General Education Program Summary

As a liberal arts institution, Willamette provides an education in the arts, humanities, and sciences while allowing students to major in a particular field within these areas.

Students engage in critical thinking and problem solving, close reading, discussion, and writing. Individualized experiences challenge students both in and out of the classroom. Teaching and learning, strengthened by scholarship and community engagement, prepare graduates to transform knowledge into action and lead lives of contribution, achievement, and meaning in a dynamic world.


General Education Requirements

Designed to expose students to a broad range of subjects and methods of investigation.
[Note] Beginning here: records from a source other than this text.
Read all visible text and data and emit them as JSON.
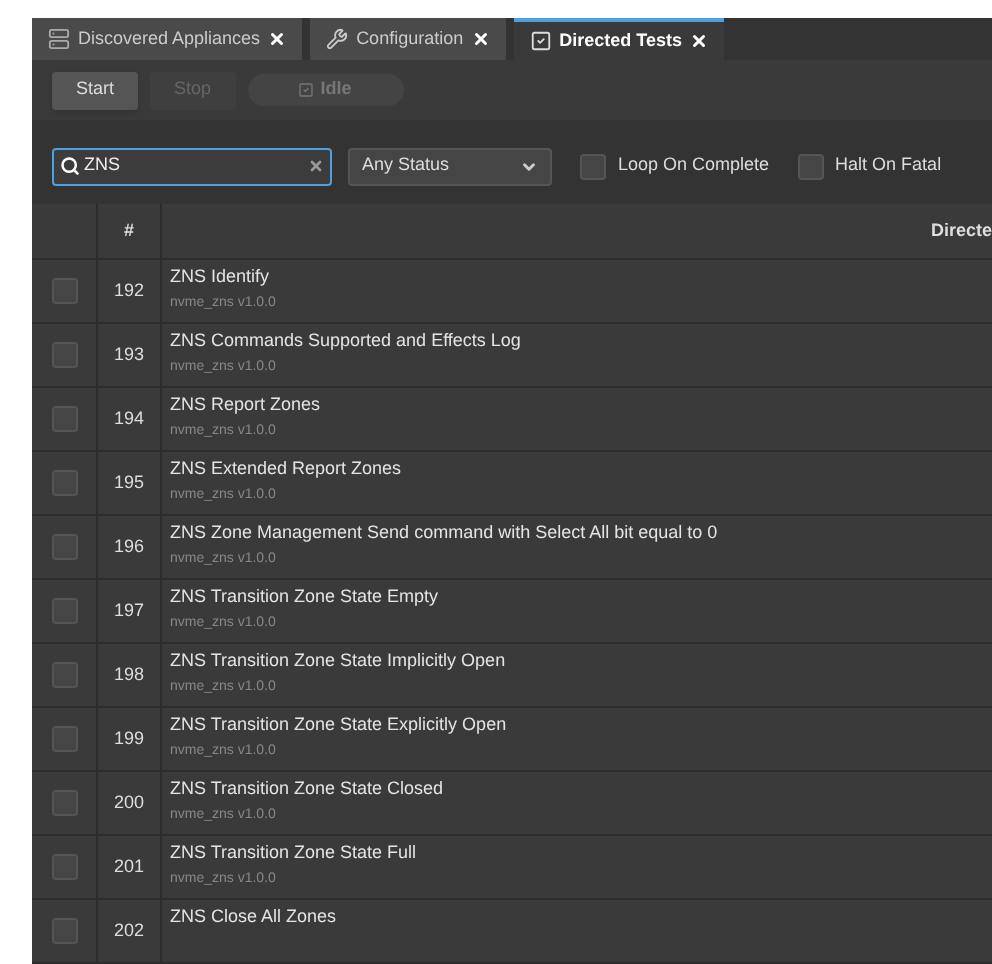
{
  "tabs": [
    {
      "label": "Discovered Appliances",
      "kind": "appliance",
      "selected": false
    },
    {
      "label": "Configuration",
      "kind": "wrench",
      "selected": false
    },
    {
      "label": "Directed Tests",
      "kind": "checkbox",
      "selected": true
    }
  ],
  "toolbar": {
    "buttons": [
      {
        "label": "Start",
        "disabled": false
      },
      {
        "label": "Stop",
        "disabled": true
      }
    ],
    "status": {
      "label": "Idle",
      "disabled": true
    }
  },
  "filter": {
    "search": {
      "value": "ZNS"
    },
    "status_select": {
      "value": "Any Status"
    },
    "options": [
      {
        "label": "Loop On Complete",
        "checked": false
      },
      {
        "label": "Halt On Fatal",
        "checked": false
      }
    ]
  },
  "table": {
    "columns": [
      {
        "label": "#"
      },
      {
        "label": "Directe"
      }
    ],
    "rows": [
      {
        "number": "192",
        "name": "ZNS Identify",
        "module": "nvme_zns v1.0.0",
        "checked": false
      },
      {
        "number": "193",
        "name": "ZNS Commands Supported and Effects Log",
        "module": "nvme_zns v1.0.0",
        "checked": false
      },
      {
        "number": "194",
        "name": "ZNS Report Zones",
        "module": "nvme_zns v1.0.0",
        "checked": false
      },
      {
        "number": "195",
        "name": "ZNS Extended Report Zones",
        "module": "nvme_zns v1.0.0",
        "checked": false
      },
      {
        "number": "196",
        "name": "ZNS Zone Management Send command with Select All bit equal to 0",
        "module": "nvme_zns v1.0.0",
        "checked": false
      },
      {
        "number": "197",
        "name": "ZNS Transition Zone State Empty",
        "module": "nvme_zns v1.0.0",
        "checked": false
      },
      {
        "number": "198",
        "name": "ZNS Transition Zone State Implicitly Open",
        "module": "nvme_zns v1.0.0",
        "checked": false
      },
      {
        "number": "199",
        "name": "ZNS Transition Zone State Explicitly Open",
        "module": "nvme_zns v1.0.0",
        "checked": false
      },
      {
        "number": "200",
        "name": "ZNS Transition Zone State Closed",
        "module": "nvme_zns v1.0.0",
        "checked": false
      },
      {
        "number": "201",
        "name": "ZNS Transition Zone State Full",
        "module": "nvme_zns v1.0.0",
        "checked": false
      },
      {
        "number": "202",
        "name": "ZNS Close All Zones",
        "checked": false
      }
    ]
  }
}
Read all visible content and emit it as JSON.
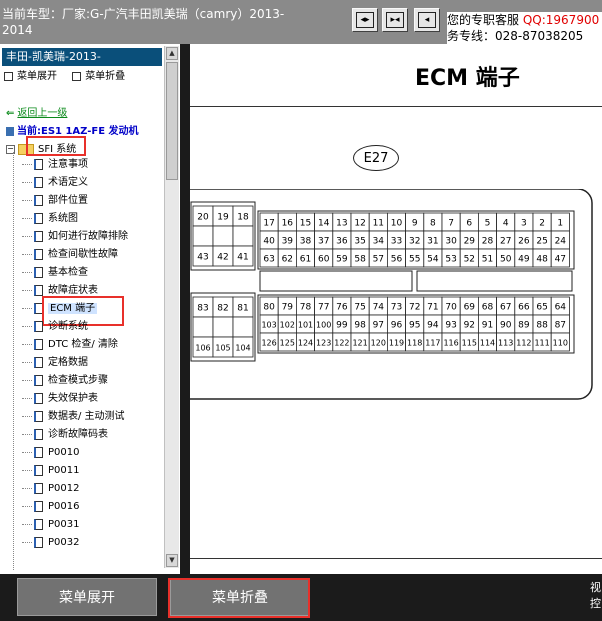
{
  "header": {
    "vehicle_label": "当前车型：厂家:G-广汽丰田凯美瑞（camry）2013-2014",
    "support_line1_prefix": "您的专职客服",
    "support_qq": "QQ:1967900",
    "support_line2": "务专线：028-87038205"
  },
  "toolbar": {
    "btn1_glyph": "◂▸",
    "btn2_glyph": "▸◂",
    "btn3_glyph": "◂"
  },
  "sidebar": {
    "title": "丰田-凯美瑞-2013-",
    "expand_label": "菜单展开",
    "collapse_label": "菜单折叠",
    "back_label": "返回上一级",
    "current_label": "当前:ES1 1AZ-FE 发动机",
    "folder_label": "SFI 系统",
    "items": [
      {
        "label": "注意事项"
      },
      {
        "label": "术语定义"
      },
      {
        "label": "部件位置"
      },
      {
        "label": "系统图"
      },
      {
        "label": "如何进行故障排除"
      },
      {
        "label": "检查间歇性故障"
      },
      {
        "label": "基本检查"
      },
      {
        "label": "故障症状表"
      },
      {
        "label": "ECM 端子"
      },
      {
        "label": "诊断系统"
      },
      {
        "label": "DTC 检查/ 清除"
      },
      {
        "label": "定格数据"
      },
      {
        "label": "检查模式步骤"
      },
      {
        "label": "失效保护表"
      },
      {
        "label": "数据表/ 主动测试"
      },
      {
        "label": "诊断故障码表"
      },
      {
        "label": "P0010"
      },
      {
        "label": "P0011"
      },
      {
        "label": "P0012"
      },
      {
        "label": "P0016"
      },
      {
        "label": "P0031"
      },
      {
        "label": "P0032"
      }
    ]
  },
  "main": {
    "title": "ECM 端子",
    "connector_label": "E27",
    "left_top_pins": [
      [
        "20",
        "19",
        "18"
      ],
      [
        "",
        "",
        ""
      ],
      [
        "43",
        "42",
        "41"
      ]
    ],
    "left_bottom_pins": [
      [
        "83",
        "82",
        "81"
      ],
      [
        "",
        "",
        ""
      ],
      [
        "106",
        "105",
        "104"
      ]
    ],
    "right_top_pins": [
      [
        "17",
        "16",
        "15",
        "14",
        "13",
        "12",
        "11",
        "10",
        "9",
        "8",
        "7",
        "6",
        "5",
        "4",
        "3",
        "2",
        "1"
      ],
      [
        "40",
        "39",
        "38",
        "37",
        "36",
        "35",
        "34",
        "33",
        "32",
        "31",
        "30",
        "29",
        "28",
        "27",
        "26",
        "25",
        "24"
      ],
      [
        "63",
        "62",
        "61",
        "60",
        "59",
        "58",
        "57",
        "56",
        "55",
        "54",
        "53",
        "52",
        "51",
        "50",
        "49",
        "48",
        "47"
      ]
    ],
    "right_bottom_pins": [
      [
        "80",
        "79",
        "78",
        "77",
        "76",
        "75",
        "74",
        "73",
        "72",
        "71",
        "70",
        "69",
        "68",
        "67",
        "66",
        "65",
        "64"
      ],
      [
        "103",
        "102",
        "101",
        "100",
        "99",
        "98",
        "97",
        "96",
        "95",
        "94",
        "93",
        "92",
        "91",
        "90",
        "89",
        "88",
        "87"
      ],
      [
        "126",
        "125",
        "124",
        "123",
        "122",
        "121",
        "120",
        "119",
        "118",
        "117",
        "116",
        "115",
        "114",
        "113",
        "112",
        "111",
        "110"
      ]
    ]
  },
  "footer": {
    "expand_button": "菜单展开",
    "collapse_button": "菜单折叠",
    "side_text": "视控"
  },
  "colors": {
    "highlight_box": "#e8302a",
    "sidebar_header": "#0a4f7a",
    "bottom_button": "#727272"
  }
}
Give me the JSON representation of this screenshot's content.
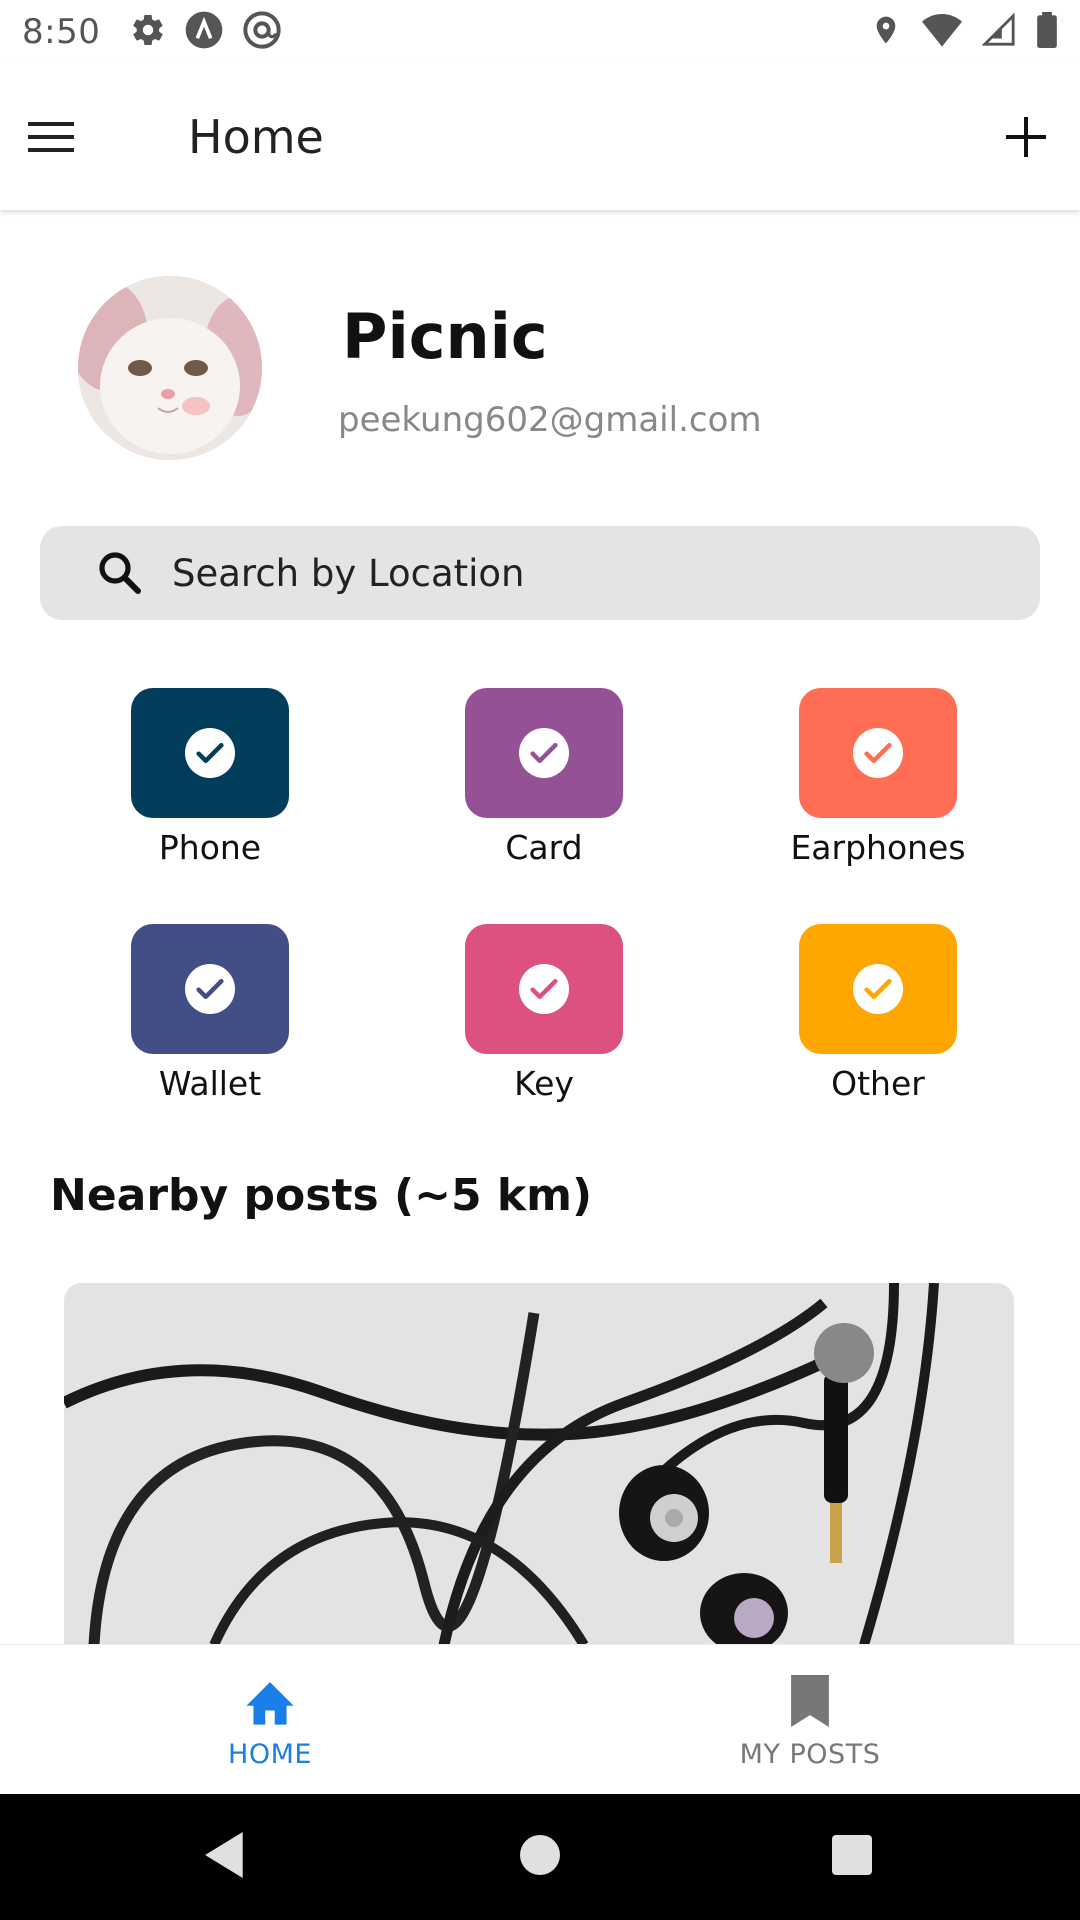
{
  "status_bar": {
    "time": "8:50",
    "icons_left": [
      "settings-icon",
      "a-circle-icon",
      "at-sign-icon"
    ],
    "icons_right": [
      "location-icon",
      "wifi-icon",
      "signal-icon",
      "battery-icon"
    ]
  },
  "app_bar": {
    "title": "Home",
    "menu_icon": "hamburger-menu-icon",
    "add_icon": "plus-icon"
  },
  "profile": {
    "name": "Picnic",
    "email": "peekung602@gmail.com"
  },
  "search": {
    "placeholder": "Search by Location"
  },
  "categories": [
    {
      "label": "Phone",
      "color": "#023D5C"
    },
    {
      "label": "Card",
      "color": "#955196"
    },
    {
      "label": "Earphones",
      "color": "#FF6E54"
    },
    {
      "label": "Wallet",
      "color": "#444E86"
    },
    {
      "label": "Key",
      "color": "#DD5182"
    },
    {
      "label": "Other",
      "color": "#FFA600"
    }
  ],
  "nearby": {
    "title": "Nearby posts (~5 km)"
  },
  "bottom_nav": {
    "items": [
      {
        "label": "HOME",
        "icon": "home-icon",
        "active": true
      },
      {
        "label": "MY POSTS",
        "icon": "bookmark-icon",
        "active": false
      }
    ],
    "active_color": "#1A7EE8",
    "inactive_color": "#777777"
  }
}
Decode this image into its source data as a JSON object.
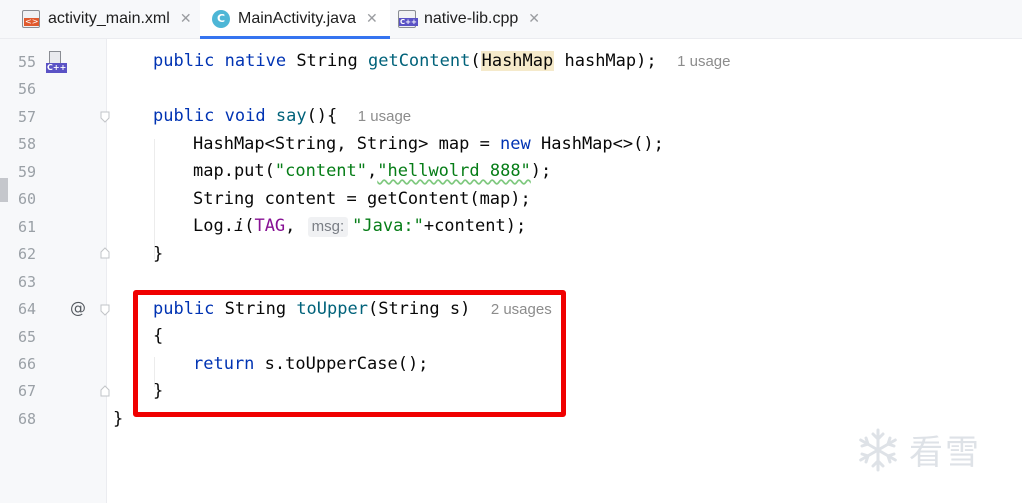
{
  "tabs": [
    {
      "label": "activity_main.xml",
      "icon": "xml-file-icon"
    },
    {
      "label": "MainActivity.java",
      "icon": "java-class-icon",
      "active": true,
      "icon_letter": "C"
    },
    {
      "label": "native-lib.cpp",
      "icon": "cpp-file-icon"
    }
  ],
  "gutter": {
    "line_numbers": [
      "55",
      "56",
      "57",
      "58",
      "59",
      "60",
      "61",
      "62",
      "63",
      "64",
      "65",
      "66",
      "67",
      "68"
    ],
    "native_icon_label": "C++",
    "override_marker": "@"
  },
  "code": {
    "l55": {
      "kw": "public native",
      "type": "String",
      "fn": "getContent",
      "open": "(",
      "hl": "HashMap",
      "rest": " hashMap);",
      "hint": "1 usage"
    },
    "l57": {
      "kw": "public void",
      "fn": "say",
      "rest": "(){",
      "hint": "1 usage"
    },
    "l58": {
      "a": "HashMap<String, String> map = ",
      "kw": "new",
      "b": " HashMap<>();"
    },
    "l59": {
      "a": "map.put(",
      "s1": "\"content\"",
      "comma": ",",
      "s2": "\"hellwolrd 888\"",
      "end": ");"
    },
    "l60": {
      "a": "String content = getContent(map);"
    },
    "l61": {
      "a": "Log.",
      "method": "i",
      "open": "(",
      "const": "TAG",
      "comma": ", ",
      "param_hint": "msg:",
      "str": "\"Java:\"",
      "end": "+content);"
    },
    "l62": {
      "a": "}"
    },
    "l64": {
      "kw": "public",
      "type": " String ",
      "fn": "toUpper",
      "rest": "(String s)",
      "hint": "2 usages"
    },
    "l65": {
      "a": "{"
    },
    "l66": {
      "kw": "return",
      "rest": " s.toUpperCase();"
    },
    "l67": {
      "a": "}"
    },
    "l68": {
      "a": "}"
    }
  },
  "highlight_box_color": "#f00000",
  "watermark": {
    "text": "看雪",
    "icon": "snowflake-icon"
  }
}
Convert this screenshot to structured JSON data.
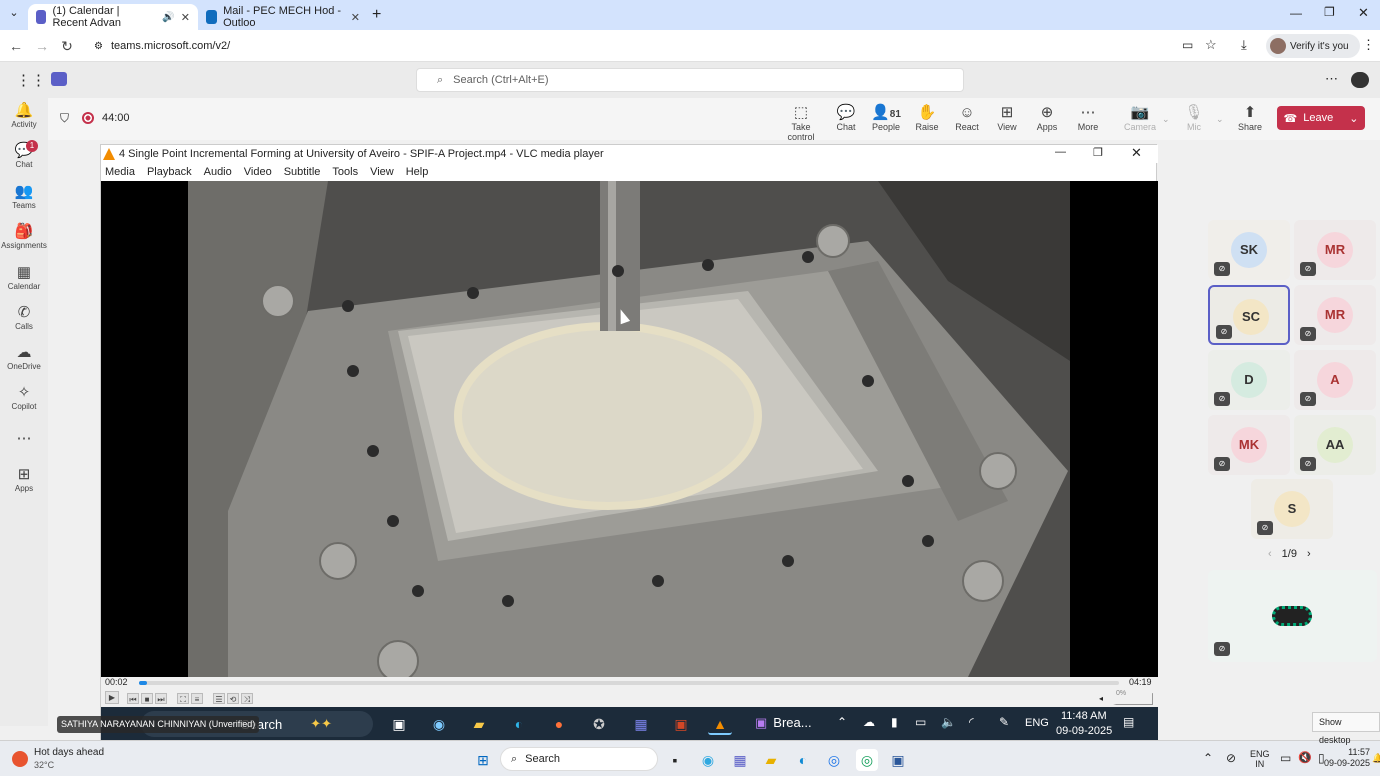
{
  "browser": {
    "tabs": [
      {
        "label": "(1) Calendar | Recent Advan"
      },
      {
        "label": "Mail - PEC MECH Hod - Outloo"
      }
    ],
    "url": "teams.microsoft.com/v2/",
    "verify_label": "Verify it's you"
  },
  "teams": {
    "search_placeholder": "Search (Ctrl+Alt+E)",
    "rail": [
      {
        "label": "Activity",
        "icon": "bell-icon"
      },
      {
        "label": "Chat",
        "icon": "chat-icon",
        "badge": "1"
      },
      {
        "label": "Teams",
        "icon": "teams-icon"
      },
      {
        "label": "Assignments",
        "icon": "assignments-icon"
      },
      {
        "label": "Calendar",
        "icon": "calendar-icon"
      },
      {
        "label": "Calls",
        "icon": "phone-icon"
      },
      {
        "label": "OneDrive",
        "icon": "cloud-icon"
      },
      {
        "label": "Copilot",
        "icon": "copilot-icon"
      },
      {
        "label": "",
        "icon": "more-icon"
      },
      {
        "label": "Apps",
        "icon": "apps-icon"
      }
    ],
    "timer": "44:00",
    "toolbar": [
      {
        "label": "Take control",
        "icon": "take-control-icon"
      },
      {
        "label": "Chat",
        "icon": "chat-icon"
      },
      {
        "label": "People",
        "icon": "people-icon",
        "count": "81"
      },
      {
        "label": "Raise",
        "icon": "hand-icon"
      },
      {
        "label": "React",
        "icon": "smiley-icon"
      },
      {
        "label": "View",
        "icon": "grid-icon"
      },
      {
        "label": "Apps",
        "icon": "plus-icon"
      },
      {
        "label": "More",
        "icon": "ellipsis-icon"
      },
      {
        "label": "Camera",
        "icon": "camera-off-icon",
        "disabled": true
      },
      {
        "label": "Mic",
        "icon": "mic-off-icon",
        "disabled": true
      },
      {
        "label": "Share",
        "icon": "share-icon"
      }
    ],
    "leave_label": "Leave"
  },
  "vlc": {
    "title": "4 Single Point Incremental Forming at University of Aveiro - SPIF-A Project.mp4 - VLC media player",
    "menu": [
      "Media",
      "Playback",
      "Audio",
      "Video",
      "Subtitle",
      "Tools",
      "View",
      "Help"
    ],
    "elapsed": "00:02",
    "duration": "04:19",
    "progress_fraction": 0.008,
    "volume": "0%"
  },
  "remote_taskbar": {
    "search": "Search",
    "brea": "Brea...",
    "lang": "ENG",
    "time": "11:48 AM",
    "date": "09-09-2025"
  },
  "presenter_label": "SATHIYA NARAYANAN CHINNIYAN (Unverified)",
  "participants": [
    {
      "initials": "SK",
      "color": "#cfe0f3"
    },
    {
      "initials": "MR",
      "color": "#f6d6dc"
    },
    {
      "initials": "SC",
      "color": "#f3e6c6",
      "active": true
    },
    {
      "initials": "MR",
      "color": "#f6d6dc"
    },
    {
      "initials": "D",
      "color": "#d5ebe0"
    },
    {
      "initials": "A",
      "color": "#f6d6dc"
    },
    {
      "initials": "MK",
      "color": "#f6d6dc"
    },
    {
      "initials": "AA",
      "color": "#e2edd1"
    },
    {
      "initials": "S",
      "color": "#f3e6c6"
    }
  ],
  "pager": "1/9",
  "os_taskbar": {
    "weather_title": "Hot days ahead",
    "weather_temp": "32°C",
    "search": "Search",
    "lang_line1": "ENG",
    "lang_line2": "IN",
    "time": "11:57",
    "date": "09-09-2025",
    "show_desktop": "Show desktop"
  }
}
The general education courses fall into one of the 4 categories: study in a language other than English, Practicum, Liberal Arts Distribution, and the Writing Program. Courses taught this fall that satisfy particular parts of the General Education program are listed in the schedule of classes. Use the Course Type Quick Assess under Department Quick Access.

All students are expected to study a language other than English through the 132 level. The number of courses needed to complete this requirement depends on where the student begins the sequence, and could be up to 2 courses. Students with background in a language need to take a placement exam.

In order to satisfy Willamette University’s non-English language requirement, students must do one of the following:

  1. Complete the second semester (L132) or higher of one of Willamette University’s non-English language courses with a minimum grade of C-;
  2. Place into a 200-level language course and pass an additional proficiency examination in that language administered on campus by Willamette University faculty;
  3. Successfully complete the first year or higher of college non-English language study in one language at another college or university;
  4. Achieve a minimum score of 4 on the AP language exam;
  5. Achieve a minimum score of 5 on the higher level International Baccalaureate language exam;
  6. Present evidence of a primary language other than English.
Students need to earn at least 1.5 credits in practicum designated courses and experiences to satisfy the practicum requirement. Practicum credits can come from different types of practicum experiences: Power, Difference, and Equity (PDE) courses; culture and advanced non-English language courses (231 or above); internships, service learning, and study abroad.

The distribution requirement expresses one of the fundamental values of a liberal arts education, namely that every graduate should have a broad exposure to significant areas of human inquiry and cultural practice. Through this exposure, students cultivate a diversity of interests, gain an awareness of multiple intellectual frameworks, and learn a variety of approaches to solving problems. To fulfill the distribution requirements, students must earn (with a grade of C- or higher) at least one credit in each of these four areas:

  • Arts and Humanities
  • Mathematical Sciences
  • Natural Sciences
  • Social Sciences

The distribution component must be satisfied by four (4) distinct courses having four (4) distinct program prefixes.

All entering students become part of the writing culture at Willamette through a series of writing-centered courses taken throughout their college careers. The program has two central goals: the use of writing to develop understanding of course content across the disciplines, and the progressive development of fluency in writing for a variety of audiences, both general and disciplinary. The Writing Center, housed in Ford Hall, supports the program by providing opportunities for students at all levels to confer individually with faculty and peer consultants about their writing.

  • A W following the course number designates a writing-centered course.
  • Two courses are needed: one at the 100- or 200-level, and one at the 300- or 400-level.
  • While College Colloquium is not a writing-centered course, it introduces students to college level writing and embodies the goals of the writing program.